In each of the states (Lagos, Ogun, Oyo, Osun, Ondo, Ekiti and Kwara States), 200 questionnaires were distributed for a total of 1,400. However, in one of the states, only 100 questionnaires were completely filled out and returned by the respondents. This can result in bias. Furthermore, details of uncertainties associated with UN Comtrade database has been reported.48
The present study investigated the material and substance flow analysis of ULAB to visualize amounts in different life cycle stages and determine implications for environmental quality in Nigeria. High amounts of toxic elements present in the various life cycle stages signal potential environmental and human health hazards.
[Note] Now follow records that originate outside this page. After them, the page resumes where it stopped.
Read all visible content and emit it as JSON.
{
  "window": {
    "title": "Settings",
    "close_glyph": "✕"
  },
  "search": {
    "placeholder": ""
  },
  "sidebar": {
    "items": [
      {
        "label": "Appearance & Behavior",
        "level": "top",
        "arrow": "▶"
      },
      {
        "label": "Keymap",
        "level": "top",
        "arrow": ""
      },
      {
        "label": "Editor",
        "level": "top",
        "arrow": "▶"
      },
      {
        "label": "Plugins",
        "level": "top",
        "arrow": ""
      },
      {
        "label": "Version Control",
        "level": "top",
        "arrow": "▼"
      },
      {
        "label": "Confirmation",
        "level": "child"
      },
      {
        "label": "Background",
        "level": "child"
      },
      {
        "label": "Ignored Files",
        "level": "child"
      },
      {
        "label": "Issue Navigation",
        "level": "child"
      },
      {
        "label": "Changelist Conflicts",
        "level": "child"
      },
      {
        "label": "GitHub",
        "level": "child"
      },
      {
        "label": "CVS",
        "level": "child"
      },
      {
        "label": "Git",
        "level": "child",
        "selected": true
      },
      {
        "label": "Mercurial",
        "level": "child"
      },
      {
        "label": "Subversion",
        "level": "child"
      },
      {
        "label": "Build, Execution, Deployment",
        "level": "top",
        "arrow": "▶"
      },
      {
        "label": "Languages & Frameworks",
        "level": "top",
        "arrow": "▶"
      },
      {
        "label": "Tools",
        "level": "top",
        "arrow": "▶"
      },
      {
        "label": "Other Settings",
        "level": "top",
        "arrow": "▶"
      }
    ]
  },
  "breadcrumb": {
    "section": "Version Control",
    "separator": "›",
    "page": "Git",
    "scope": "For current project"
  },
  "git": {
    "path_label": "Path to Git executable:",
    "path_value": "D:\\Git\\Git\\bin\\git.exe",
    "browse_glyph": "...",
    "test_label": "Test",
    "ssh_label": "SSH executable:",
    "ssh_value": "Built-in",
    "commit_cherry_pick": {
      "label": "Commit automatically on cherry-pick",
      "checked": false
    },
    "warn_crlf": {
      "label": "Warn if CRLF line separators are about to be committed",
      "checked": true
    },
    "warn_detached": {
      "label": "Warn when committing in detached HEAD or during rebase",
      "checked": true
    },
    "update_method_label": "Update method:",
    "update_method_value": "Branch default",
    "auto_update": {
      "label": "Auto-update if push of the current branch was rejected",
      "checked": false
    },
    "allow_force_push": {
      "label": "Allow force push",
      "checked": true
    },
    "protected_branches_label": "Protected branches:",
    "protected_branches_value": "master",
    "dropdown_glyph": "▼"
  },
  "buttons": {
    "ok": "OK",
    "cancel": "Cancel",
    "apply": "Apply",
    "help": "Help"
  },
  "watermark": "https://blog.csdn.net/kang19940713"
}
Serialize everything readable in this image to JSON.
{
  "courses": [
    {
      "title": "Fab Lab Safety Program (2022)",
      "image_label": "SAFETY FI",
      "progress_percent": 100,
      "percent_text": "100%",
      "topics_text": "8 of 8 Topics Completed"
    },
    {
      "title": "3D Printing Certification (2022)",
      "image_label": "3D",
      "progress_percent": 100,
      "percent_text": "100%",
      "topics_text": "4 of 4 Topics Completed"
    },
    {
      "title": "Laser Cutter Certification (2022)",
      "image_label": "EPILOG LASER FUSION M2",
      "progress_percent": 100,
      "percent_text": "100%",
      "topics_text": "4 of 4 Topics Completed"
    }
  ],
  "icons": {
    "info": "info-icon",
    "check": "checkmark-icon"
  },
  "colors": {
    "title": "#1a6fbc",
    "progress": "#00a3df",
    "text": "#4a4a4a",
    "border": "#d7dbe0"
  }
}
The current investigation of material and substance flow analysis of ULAB in Nigeria will provide a better understanding of this material and help to evolve waste management policies and/or recycling schemes which will be the focus of future studies. Aside from Pb, the flow of other toxic substances such as Cd, Cr As and Sb was also studied, as a basis for appropriate risk management decisions. This study can lead to or form a basis of life cycle assessment of LABs. Furthermore, as resources become scarce, information from material and substance flow analysis can help to improve material recovery policy, as demonstrated by the flow of valuable substances such as Ag, Co, Cu, Fe, Mn, Ni, Se, and Te. The present study also demonstrated the need for an appropriate recycling strategy for ULABs. This becomes imperative in a circular flow economy.49,8
There is need for a safe environmental and green approach to the management of ULABs. Recovery of Pb from ULABs has reached advanced stages in developed countries but is still very rudimentary in developing countries. The most widely available method in developing countries is pyrometallurgical.13 The pyrometallurgical system involves the smelting of battery paste at high temperature to recover valuable materials. This method is used by most legal refining plants and has also been abused by local illegal refiners. This poses environmental and health risks to the ecosystem. The hydrometallurgical method on the other hand involves the use of chemicals for the recovery of valuable metals at much lower temperatures than the pyrometallurgical method. It is therefore recommended that regulators and manufacturers of LAB establish an environmentally friendly way of recovering Pb from ULABs.
Finally, the high volume of Pb in various life cycle stages and possible contamination of related media may result in human exposure. There is a need for scientific and legal actions for remediation where necessary to prevent or reduce further pollution. In particular, there is an urgent need for carrying out appropriate sustainable waste management and pollution prevention strategies which include (i) reduction of waste (ii) recycling of waste (iii) reuse of waste (iv) re-design/re-manufacturing of products (v) remediation of contaminated soil, and (vi) research and monitoring.3
The authors acknowledge the financial support by Tertiary Education Trust Fund of Federal Government of Nigeria and Research Training Fellowship for Developing Country Scientists of India. The study was also funded by employment.